I’ve had my mind on comics and comic book stores a lot lately, and so I’ve been thinking about the BEST job I ever had, ever. But because of one guy, it was also one of the most horrible workplace environments. Ever.
In the mid-’90s, I took a second job at a comic book/collectibles store to make extra money, and to try to forget about how bad my once-awesome-but-now-terribly-corporate video store job had gotten. I used to buy my comics there and had discussed my rampant Clive Barker obsession with the owner several times, as he always seemed to have several signed books, figurines, et cetera (as I found out later, he was good friends with Clive! SCORE). So, when I mentioned that I was looking for something part-time, he thought it would be awesome to have a chick working there who knew her stuff. It was a quick hire. I don’t even remember an interview, really. I had become so chummy with most of the staff that they already knew me and liked me.
All of them I guess, except one.
For the purposes of this story, I will just call him “Dick.” It seems appropriate.
Dick had relocated to the fair city of Lynnwood from some small town in the Midwest and, as I came to find out, hated women. Not just a little. A lot. Or maybe it was just me he hated? I guess I never quite figured it out. In any case, Dick was polite and accommodating when other employees or the manager/owner was around, but as soon as we were the only two in the store, he would have me do the most insane things, backed up with the excuse that the owner wanted it done.
He would have me move whole sections of comics to the other side of the store, and when I finally got them all perfect, he would have me move them all back to their original place. He would tell me to clean the glass counters over and over and over, sometimes up to 20 times a shift (a whopping 5 hours, usually). I was instructed to vacuum all the time. He would tell me to take a toothbrush and scrub in between the tiles on the floor by the counter, or use a wire scrub brush to try to get stains off the back door.
WHY would I put up with this, you ask? A few reasons, I guess.
1) I needed the money. Working 30 hours a week at minimum video store wages wasn’t covering my college books, rent, food, and bills.
2) I’d been treated worse by a boyfriend, or actually a few, so I didn’t think there was anything wrong with it. In fact, I was sure I deserved it in some way. I spent most of my 20s feeling like I deserved to be miserable.
3) At the time, I was naive enough to believe that these are the way things were, and that the boss wanted them that way—until I worked with my absolutely favorite guy (Hi, Brian!), who said, “Wait. He told you to do WHAT? That’s not cool, Amie,” when I described my workload.
Also, while I was doing all this Cinderella-caliber work? Dick would be on the phone. CONSTANTLY. Talking to friends, family, you name it. He was always on the damn phone. He barely ever put it down, and when he did, it was only to ring up big sales.
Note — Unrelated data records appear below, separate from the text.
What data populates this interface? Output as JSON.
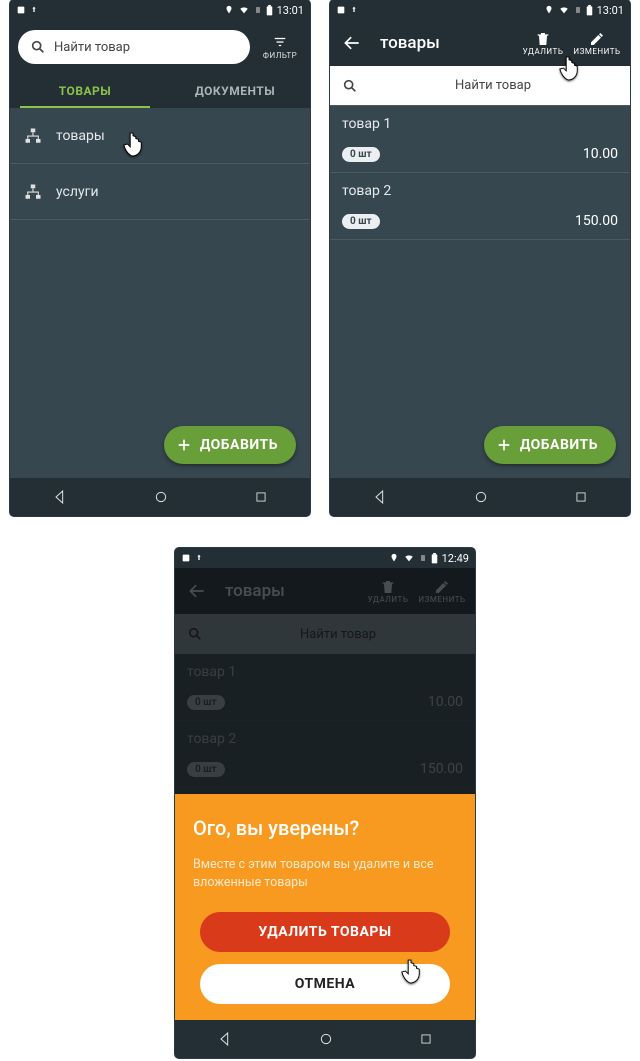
{
  "status": {
    "time1": "13:01",
    "time2": "13:01",
    "time3": "12:49"
  },
  "screen1": {
    "search_placeholder": "Найти товар",
    "filter_label": "ФИЛЬТР",
    "tab_goods": "ТОВАРЫ",
    "tab_documents": "ДОКУМЕНТЫ",
    "category_goods": "товары",
    "category_services": "услуги",
    "add_button": "ДОБАВИТЬ"
  },
  "screen2": {
    "back_icon": "arrow-left",
    "title": "товары",
    "action_delete": "УДАЛИТЬ",
    "action_edit": "ИЗМЕНИТЬ",
    "search_placeholder": "Найти товар",
    "products": [
      {
        "name": "товар 1",
        "qty": "0 шт",
        "price": "10.00"
      },
      {
        "name": "товар 2",
        "qty": "0 шт",
        "price": "150.00"
      }
    ],
    "add_button": "ДОБАВИТЬ"
  },
  "screen3": {
    "title": "товары",
    "action_delete": "УДАЛИТЬ",
    "action_edit": "ИЗМЕНИТЬ",
    "search_placeholder": "Найти товар",
    "products": [
      {
        "name": "товар 1",
        "qty": "0 шт",
        "price": "10.00"
      },
      {
        "name": "товар 2",
        "qty": "0 шт",
        "price": "150.00"
      }
    ],
    "dialog": {
      "title": "Ого, вы уверены?",
      "body": "Вместе с этим товаром вы удалите и все вложенные товары",
      "confirm": "УДАЛИТЬ ТОВАРЫ",
      "cancel": "ОТМЕНА"
    }
  }
}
So the next time I worked with him, I politely explained that I didn’t think things needed to be cleaned over and over—and also probably not with a toothbrush, ever. He glared at me and then ignored me for the rest of the shift. UNTIL someone came in to buy something. Since he was on the phone as usual, I helped the guy. A nice older gentlemen who was interested in the whole Magic card phenomenon (at the time, it was kind of a big deal). I talked him into buying an entire box of starter decks and another of the packs to try it out.
Toward the end of the purchase, Dick got off the phone, and decided to talk to the guy as well. (He was nice to the customers, just not to me.) And then the customer turned to me and said “You know, you are stunningly beautiful! I just wanted to tell you that. Have a good night, and thank you!” And he left.
Dick’s response to this was to turn angrily to me and scream in my face:
“God, I fucking HATE you! You. SUCK.”
And then he stormed into the back room. And man, I felt it. I absolutely FELT the fact that he hated me. For seemingly no other reason than that I was a woman, and that someone had told me I was beautiful. I wondered what was next. More insults (I had heard him call me a bitch under his breath more than a few times)? More rage? Would this guy actually try to hit me?
I was terrified to work with him again and almost quit. Fortunately for me, the very next day, it was discovered that all of Dick’s phone calls were long-distance calls to his Midwestern hometown—all on the company’s dime. So, Dick was out. And I was able to stay. And I never had to see him again.
Which meant Brian and I had the most fun ever working together once Dick was gone. And coming up with scenarios about the miserable, unhappy life he was leading.
Hopefully it didn’t involve serial murders, but I wouldn’t be surprised.
Amie Simon is a Seattle-based writer. She likes cake AND pie. You can find her on Twitter at @posiegirl.